Convict-era: Port Arthur Misery of the deepest dye by David W. Cameron
An evocative narrative of the many tragedies that fell upon those who were forced to serve time in Port Arthur, one of the most remote and feared convict locations in Australia.
Detailing the development of the prison and its outlying stations, including its dreaded coal mines and providing an account of the changing views to convict rehabilitation, Convict-era Port Arthur focuses in on a number of individuals, telling the story through their eyes. Charles O’Hara Booth, a significant commandant of Port Arthur; Mark Jeffrey, a convict who became the grave digger on the Island of the Dead; and William Thompson, who arrived just as the new probation system started and who was forced to work in the treacherous coal mines.

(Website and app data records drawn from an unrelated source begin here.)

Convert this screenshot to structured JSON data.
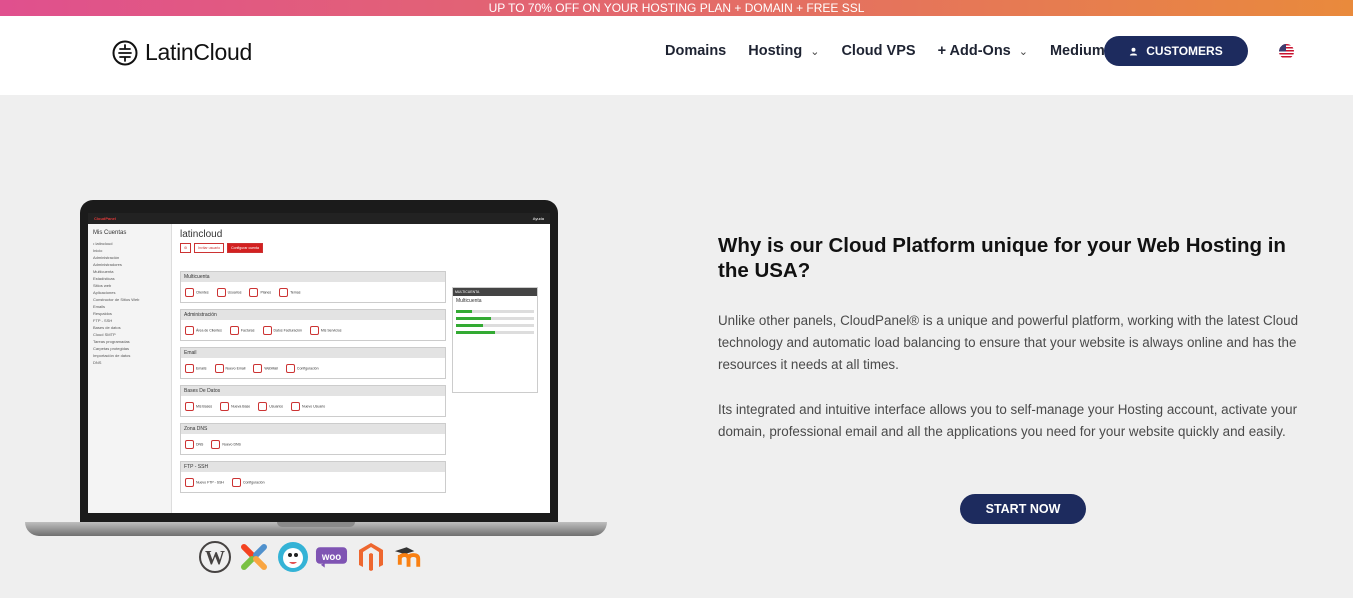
{
  "promo": {
    "text": "UP TO 70% OFF ON YOUR HOSTING PLAN + DOMAIN + FREE SSL"
  },
  "brand": {
    "name": "LatinCloud"
  },
  "nav": {
    "items": [
      {
        "label": "Domains",
        "dropdown": false
      },
      {
        "label": "Hosting",
        "dropdown": true
      },
      {
        "label": "Cloud VPS",
        "dropdown": false
      },
      {
        "label": "+ Add-Ons",
        "dropdown": true
      },
      {
        "label": "Medium",
        "dropdown": false
      }
    ],
    "customers_label": "CUSTOMERS",
    "language_flag": "us-flag-icon"
  },
  "mockup": {
    "app_brand": "CloudPanel",
    "help_label": "Ayuda",
    "sidebar_title": "Mis Cuentas",
    "sidebar_account": "• latincloud",
    "sidebar_items": [
      "Inicio",
      "Administración",
      "Administradores",
      "Multicuenta",
      "Estadísticas",
      "Sitios web",
      "Aplicaciones",
      "Constructor de Sitios Web",
      "Emails",
      "Respaldos",
      "FTP - SSH",
      "Bases de datos",
      "Cloud SMTP",
      "Tareas programadas",
      "Carpetas protegidas",
      "Importación de datos",
      "DNS"
    ],
    "title": "latincloud",
    "buttons": [
      "⚙",
      "Invitar usuario",
      "Configurar cuenta"
    ],
    "sections": [
      {
        "title": "Multicuenta",
        "items": [
          "Clientes",
          "Usuarios",
          "Planes",
          "Temas"
        ]
      },
      {
        "title": "Administración",
        "items": [
          "Área de Clientes",
          "Facturas",
          "Datos Facturación",
          "Mis Servicios"
        ]
      },
      {
        "title": "Email",
        "items": [
          "Emails",
          "Nuevo Email",
          "WebMail",
          "Configuración"
        ]
      },
      {
        "title": "Bases De Datos",
        "items": [
          "Mis Bases",
          "Nueva Base",
          "Usuarios",
          "Nuevo Usuario"
        ]
      },
      {
        "title": "Zona DNS",
        "items": [
          "DNS",
          "Nuevo DNS"
        ]
      },
      {
        "title": "FTP - SSH",
        "items": [
          "Nuevo FTP - SSH",
          "Configuración"
        ]
      }
    ],
    "right_panel_title": "MULTICUENTA",
    "right_panel_subtitle": "Multicuenta"
  },
  "hero": {
    "heading": "Why is our Cloud Platform unique for your Web Hosting in the USA?",
    "paragraph1": "Unlike other panels, CloudPanel® is a unique and powerful platform, working with the latest Cloud technology and automatic load balancing to ensure that your website is always online and has the resources it needs at all times.",
    "paragraph2": "Its integrated and intuitive interface allows you to self-manage your Hosting account, activate your domain, professional email and all the applications you need for your website quickly and easily.",
    "cta_label": "START NOW"
  },
  "app_logos": [
    "wordpress-icon",
    "joomla-icon",
    "prestashop-icon",
    "woocommerce-icon",
    "magento-icon",
    "moodle-icon"
  ],
  "colors": {
    "navy": "#1d2b5e",
    "promo_start": "#e0508e",
    "promo_end": "#e98a3c",
    "hero_bg": "#efefef"
  }
}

Convict-era Port Arthur will for the first time provide a comprehensive history of Port Arthur, its horrors and its changing role over a fifty-year period. In gripping detail, using the experiences and words of the convicts, soldiers and administrators who spent time there, David W. Cameron brings to life these deeply miserable days.